Many people have asked me how I feel about the fact that The Fountainhead has been in print for twenty-five years. I cannot say that I feel anything in particular, except a kind of quiet satisfaction. In this respect, my attitude toward my writing is best expressed by a statement of Victor Hugo: “If a writer wrote merely for his time, I would have to break my pen and throw it away.”

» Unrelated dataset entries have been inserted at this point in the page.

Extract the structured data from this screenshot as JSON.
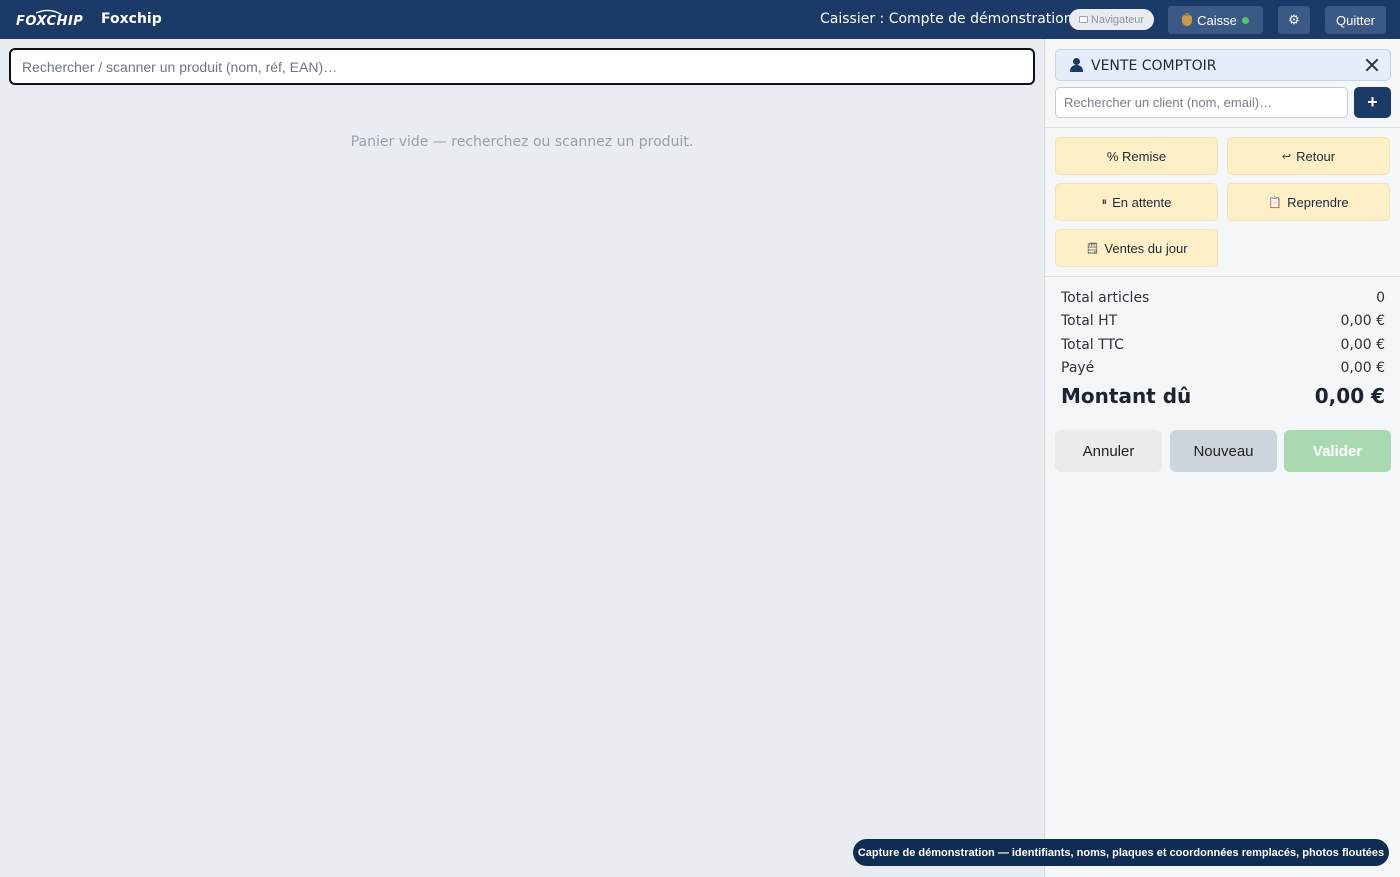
{
  "header": {
    "logo_text": "FOXCHIP",
    "brand": "Foxchip",
    "cashier": "Caissier : Compte de démonstration",
    "browser_pill": "Navigateur",
    "register_label": "Caisse",
    "register_status_color": "#4cc76b",
    "settings_icon": "⚙",
    "quit_label": "Quitter"
  },
  "main": {
    "search_placeholder": "Rechercher / scanner un produit (nom, réf, EAN)…",
    "empty_cart": "Panier vide — recherchez ou scannez un produit."
  },
  "panel": {
    "customer": {
      "title": "VENTE COMPTOIR",
      "search_placeholder": "Rechercher un client (nom, email)…",
      "add_label": "+"
    },
    "actions": [
      {
        "icon": "",
        "label": "% Remise"
      },
      {
        "icon": "↩",
        "label": "Retour"
      },
      {
        "icon": "⏸",
        "label": "En attente"
      },
      {
        "icon": "📋",
        "label": "Reprendre"
      },
      {
        "icon": "🗒",
        "label": "Ventes du jour"
      }
    ],
    "totals": [
      {
        "label": "Total articles",
        "value": "0"
      },
      {
        "label": "Total HT",
        "value": "0,00 €"
      },
      {
        "label": "Total TTC",
        "value": "0,00 €"
      },
      {
        "label": "Payé",
        "value": "0,00 €"
      }
    ],
    "amount_due": {
      "label": "Montant dû",
      "value": "0,00 €"
    },
    "buttons": {
      "cancel": "Annuler",
      "new": "Nouveau",
      "validate": "Valider"
    }
  },
  "toast": "Capture de démonstration — identifiants, noms, plaques et coordonnées remplacés, photos floutées",
  "colors": {
    "primary": "#1b3a68",
    "action_bg": "#fdf0c8",
    "validate_disabled": "#a8d9b0"
  }
}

Certain writers, of whom I am one, do not live, think or write on the range of the moment. Novels, in the proper sense of the word, are not written to vanish in a month or a year. That most of them do, today, that they are written and published as if they were magazines, to fade as rapidly, is one of the sorriest aspects of today’s literature, and one of the clearest indictments of its dominant esthetic philosophy: concrete-bound, journalistic Naturalism which has now reached its dead end in the inarticulate sounds of panic.